Thoughts on [Black Square]
Posted on 4 March, 2012
Van Huynh Company / Hong Kong Academy for Performing Arts
25 – 26 Feb 2012, Esplanade Theatre Studio. M1 Fringe Festival 2012.
by Lee Mun Wai
An absolutely bare stage and stark, simple lighting greeted me as I entered the theatre. This could only mean one thing, that the focus of this dance would almost entirely be on the sole expression of the bodies on stage. Such an unfettered way of bodily presentation can be risky because with little other distractions, all eyes will be on the performer, and to sustain attention solely with bodily expression is a tall order in choreography.
A male solo started off the work in silence. It shuttled between formal dance movement, sudden drops with released flings of the arms and club style boogie; sensual, animalistic and jarring all at once. It set the tone for what was to come.

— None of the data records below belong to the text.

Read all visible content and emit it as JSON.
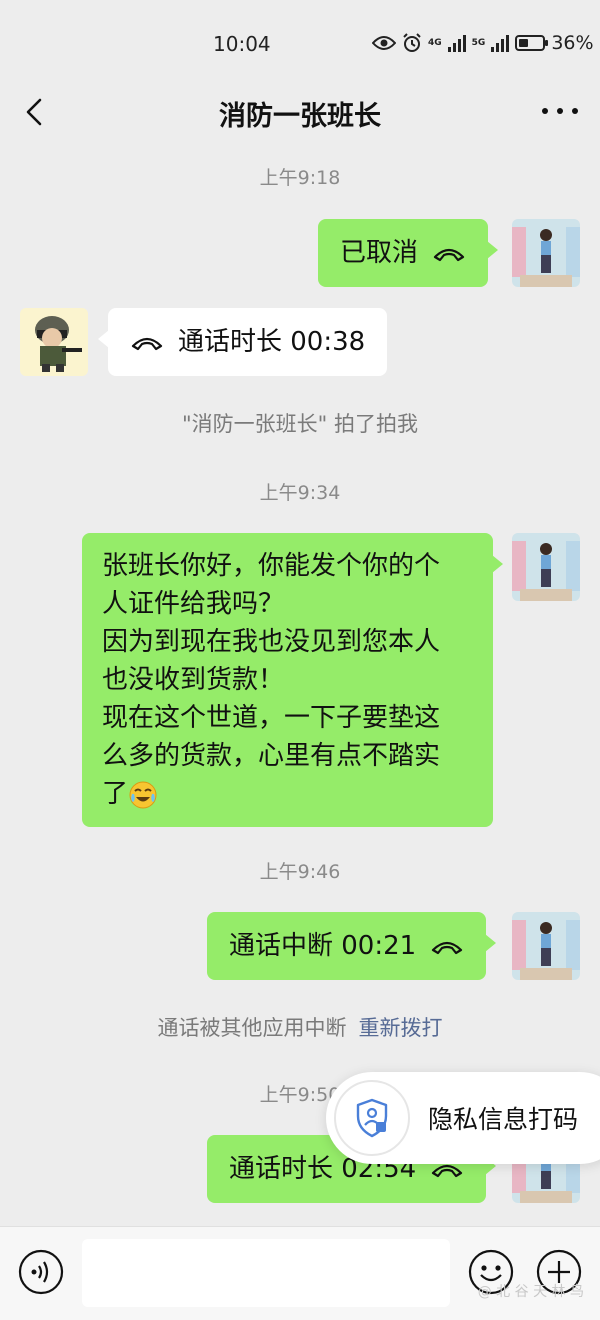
{
  "status_bar": {
    "time": "10:04",
    "net1": "4G",
    "net2": "5G",
    "battery": "36%"
  },
  "header": {
    "title": "消防一张班长"
  },
  "messages": {
    "t1": "上午9:18",
    "m1": "已取消",
    "m2": "通话时长 00:38",
    "pat": "\"消防一张班长\" 拍了拍我",
    "t2": "上午9:34",
    "m3_lines": [
      "张班长你好，你能发个你的个",
      "人证件给我吗？",
      "因为到现在我也没见到您本人",
      "也没收到货款！",
      "现在这个世道，一下子要垫这",
      "么多的货款，心里有点不踏实",
      "了"
    ],
    "t3": "上午9:46",
    "m4": "通话中断 00:21",
    "sys_interrupt": "通话被其他应用中断",
    "redial": "重新拨打",
    "t4": "上午9:50",
    "m5": "通话时长 02:54"
  },
  "overlay": {
    "privacy_label": "隐私信息打码"
  },
  "input_bar": {
    "watermark": "@ 北 谷 天 林 鸟"
  },
  "colors": {
    "my_bubble": "#95ec69",
    "their_bubble": "#ffffff",
    "background": "#ededed",
    "link": "#576b95"
  }
}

Soon the stage started filling up with dancers and the music – deep bass sounds, random beats and what sounded like metal scrapping against each other – became louder. Collectively the large group of fourteen dancers shifted the space furiously with power packed movements originating from the torso. Curves of the spine and strong abdominal contractions coupled with deep lunges and flailing arms energised the bare space. Costumes combined parts of t-shirts attached to corsets further emphasising the torso. In between movements, gestures that bordered on the lewd and rude such as sticking out the tongue at the audience or the whole group gathering and performing violent hip thrusts in fervent fashion seemed to want to illicit a reaction from the audience. But as soon as these dancers had built the energy to fever pitch, they would disperse and re-group in another space to perform another set of movements.
And so the entire dance played out as such, this method of constant re-grouping and dispersal an obvious influence from choreographer Dam’s days as a dancer in the Merce Cunningham Company. Situations and scenarios deliberately chose not to build themselves to a state where things were obviously laid bare for the audience to decipher preferring to disintegrate as soon as they had gathered just enough steam. Dam’s strength was definitely spatial patterning and ordering as he effortlessly combined and juxtaposed different movement phrases on various parts of the stage creating a visual cacophony that seemed chaotic but had an underlying order.
If one was expecting a climax and resolution one would have been sorely disappointed for the entire dance opted for a presentation style that jumped from one fleeting moment to the next, much like the way we jump from one app to another instantaneously on our smart phones. The energy on stage surged and pulsed, never freezing or stagnating, never reaching any obvious high points.
As a consequence of this, I was forced to concentrate quite hard on the happenings and was thus drawn close to the dancers. Very soon I realised I was not trying to understand why they stuck their tongues out at me or whether I should equate the hip thrusts to a lewd sexual innuendo, I had become attracted solely to the energy and dynamics these movements created; the dance had become an intimate investigation of bodily movement and function.
The dancers of the Hong Kong Academy for Performing Arts gave it their all though their dancing had a slight rawness and lacked that sort of mature finesse demanded of professional dancers. Still, one must remember that the academy is ultimately a professional training school and thus their efforts were very laudable.
Of special mention was male dancer Huen Tin Yeung (he was the male dancer who opened the show with the solo). He shone throughout the work, confronting confidently (without being too eager) when required, then relaxing effortlessly into more private, voyeuristic realms in between well executed steps.
Also eye catching was Sun Gongwei whose solid Chinese Dance background provided him with the basis to move clearly and powerfully though some spinal subtleties were lost when he exerted too much force during movement execution.
[Black Square] was not a work that illicited emotional ‘oohs’ and ‘aahs’, in fact I do not think it intended to. It was not one that attempted to sweep me off my feet. This work ended up feeling intimate and quiet, its intentions slipping fluidly between referencing fragments of daily situations and a logical analysis of the body and its physical possibilities. It was full blooded in its energy no doubt, yet it managed to stay restrained and calmly detached.